For some students, such as those who are gifted, inquiry may come to them more naturally, but for those who are struggling learners, inquiry may become a challenge in itself. After reading this week's articles, I feel that everyone has the ability to experience inquiry, despite the fact that it may happen on various levels. Teaching inquiry to our students allows them to have ownership of their learning, and at times can become uncomfortable for the teacher since they simply become the facilitator when the kids take the active role. Despite it being uncomfortable at times, we need to be open to inquiry and encourage it in our classrooms in efforts to create lifelong learners in our students.

Inquiry really sparks my interest because it reminds me of the concept of project based learning and the positives that can come from it. I believe that incorporating as many real world projects and applications into my classroom will better prepare my students for their future and will allow them to get the most value from their learning.

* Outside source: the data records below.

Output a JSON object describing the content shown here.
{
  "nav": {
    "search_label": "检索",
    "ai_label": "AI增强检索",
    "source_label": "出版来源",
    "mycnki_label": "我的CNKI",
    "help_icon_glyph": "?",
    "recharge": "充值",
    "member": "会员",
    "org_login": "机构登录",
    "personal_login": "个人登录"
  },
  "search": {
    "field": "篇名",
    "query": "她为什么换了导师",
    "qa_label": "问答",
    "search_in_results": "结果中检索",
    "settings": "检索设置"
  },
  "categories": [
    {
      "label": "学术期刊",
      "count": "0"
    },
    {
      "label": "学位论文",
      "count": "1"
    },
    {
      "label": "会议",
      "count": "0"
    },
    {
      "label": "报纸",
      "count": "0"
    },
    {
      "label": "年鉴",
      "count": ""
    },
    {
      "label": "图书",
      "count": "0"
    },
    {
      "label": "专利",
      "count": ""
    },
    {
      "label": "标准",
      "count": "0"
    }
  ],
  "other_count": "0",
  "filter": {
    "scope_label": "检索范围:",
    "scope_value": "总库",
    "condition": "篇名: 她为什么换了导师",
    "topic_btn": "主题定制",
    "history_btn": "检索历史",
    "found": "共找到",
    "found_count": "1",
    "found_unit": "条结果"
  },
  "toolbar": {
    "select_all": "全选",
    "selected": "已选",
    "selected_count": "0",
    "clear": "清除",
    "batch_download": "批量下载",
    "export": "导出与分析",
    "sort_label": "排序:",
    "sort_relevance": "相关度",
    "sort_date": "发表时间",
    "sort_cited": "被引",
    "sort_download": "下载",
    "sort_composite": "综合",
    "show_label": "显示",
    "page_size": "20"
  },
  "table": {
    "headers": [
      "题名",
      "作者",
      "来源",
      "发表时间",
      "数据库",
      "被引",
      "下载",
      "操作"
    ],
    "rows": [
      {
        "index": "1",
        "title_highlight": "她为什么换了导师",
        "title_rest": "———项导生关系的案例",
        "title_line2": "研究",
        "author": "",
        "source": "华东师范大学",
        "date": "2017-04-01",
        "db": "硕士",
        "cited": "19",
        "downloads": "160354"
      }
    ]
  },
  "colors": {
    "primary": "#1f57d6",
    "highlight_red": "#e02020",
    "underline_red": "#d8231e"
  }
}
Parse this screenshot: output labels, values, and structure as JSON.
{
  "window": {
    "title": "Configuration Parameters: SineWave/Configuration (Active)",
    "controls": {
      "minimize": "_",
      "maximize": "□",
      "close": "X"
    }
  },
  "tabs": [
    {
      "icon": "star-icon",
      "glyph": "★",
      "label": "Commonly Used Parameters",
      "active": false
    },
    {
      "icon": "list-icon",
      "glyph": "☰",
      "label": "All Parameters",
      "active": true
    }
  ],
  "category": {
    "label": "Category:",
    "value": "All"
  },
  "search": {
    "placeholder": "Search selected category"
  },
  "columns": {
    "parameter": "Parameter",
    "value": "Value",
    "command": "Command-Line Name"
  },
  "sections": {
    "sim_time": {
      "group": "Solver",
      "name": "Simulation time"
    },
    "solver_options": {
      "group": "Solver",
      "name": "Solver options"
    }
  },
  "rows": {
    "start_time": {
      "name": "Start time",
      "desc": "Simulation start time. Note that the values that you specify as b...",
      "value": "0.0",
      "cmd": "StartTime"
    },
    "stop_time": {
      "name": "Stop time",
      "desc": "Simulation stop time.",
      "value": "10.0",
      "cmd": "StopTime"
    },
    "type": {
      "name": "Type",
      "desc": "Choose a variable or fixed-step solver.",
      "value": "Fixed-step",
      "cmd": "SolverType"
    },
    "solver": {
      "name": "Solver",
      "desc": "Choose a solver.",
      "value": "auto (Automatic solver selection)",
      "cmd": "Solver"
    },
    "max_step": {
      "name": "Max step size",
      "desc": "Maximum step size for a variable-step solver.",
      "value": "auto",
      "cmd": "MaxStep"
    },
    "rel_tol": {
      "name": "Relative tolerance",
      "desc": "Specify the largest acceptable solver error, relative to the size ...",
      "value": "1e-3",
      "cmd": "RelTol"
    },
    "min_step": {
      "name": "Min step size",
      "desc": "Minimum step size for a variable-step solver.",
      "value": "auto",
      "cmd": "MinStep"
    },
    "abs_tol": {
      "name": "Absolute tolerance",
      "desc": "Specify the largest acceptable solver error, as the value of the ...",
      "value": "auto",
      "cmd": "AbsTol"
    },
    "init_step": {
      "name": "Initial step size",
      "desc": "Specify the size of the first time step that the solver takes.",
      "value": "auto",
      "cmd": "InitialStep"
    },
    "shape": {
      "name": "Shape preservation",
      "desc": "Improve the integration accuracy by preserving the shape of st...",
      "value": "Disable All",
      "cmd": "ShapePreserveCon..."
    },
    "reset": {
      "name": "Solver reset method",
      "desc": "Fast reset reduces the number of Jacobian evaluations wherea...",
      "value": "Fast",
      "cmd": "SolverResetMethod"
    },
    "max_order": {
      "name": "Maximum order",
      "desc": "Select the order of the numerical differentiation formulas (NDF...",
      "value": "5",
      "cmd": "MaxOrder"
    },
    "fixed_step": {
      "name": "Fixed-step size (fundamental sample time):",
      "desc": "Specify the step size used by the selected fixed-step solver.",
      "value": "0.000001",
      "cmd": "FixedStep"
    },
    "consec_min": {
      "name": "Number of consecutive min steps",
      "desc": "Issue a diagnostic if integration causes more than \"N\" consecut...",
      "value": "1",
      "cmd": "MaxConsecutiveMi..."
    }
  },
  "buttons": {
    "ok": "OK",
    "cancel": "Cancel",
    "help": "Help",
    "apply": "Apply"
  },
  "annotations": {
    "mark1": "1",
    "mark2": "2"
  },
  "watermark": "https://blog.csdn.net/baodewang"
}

One question I have is how should we be molding our classroom lessons at the elementary level to spark inquiry? We homogeneously group our students so some of our groups naturally lend themselves to inquiry, where as others do not. Even though all students are capable of inquiry, the lower achieving students tend to sit back and let the teachers do things for them since they have learned helplessness. I guess that all goes reverts back to the never ending battle with finding what motivates each student!

Tuesday, September 3, 2013

My thoughts as I see the light at the end of the tunnel!

Upon graduating and starting my career as a teacher 7 years ago, I have been a student as well as a teacher...I like to call myself a lifelong learner. Within this time, my goals were to fulfill my teaching requirements, and to receive a Masters Degree. I feel that I have not only done that, but in doing so, I've also become a better teacher based on the things that I was able to "take home" from these classes. Not only is this my last class for my Master’s of Science in Instructional Media degree at Wilkes University, but it is also my last class to put me at M+30 within my district (woo hoo)! I'm looking forward to all the great things that I'll learn in this class that I can apply to my classroom that will help my students learn best.

This program has provided me with a great experience, and it has been incredibly rewarding to be able to work with, and hear from, the variety of colleagues from across the country. I will miss participating in these courses, but I'm sure I will find many other things to keep me busy and improving as a teacher:)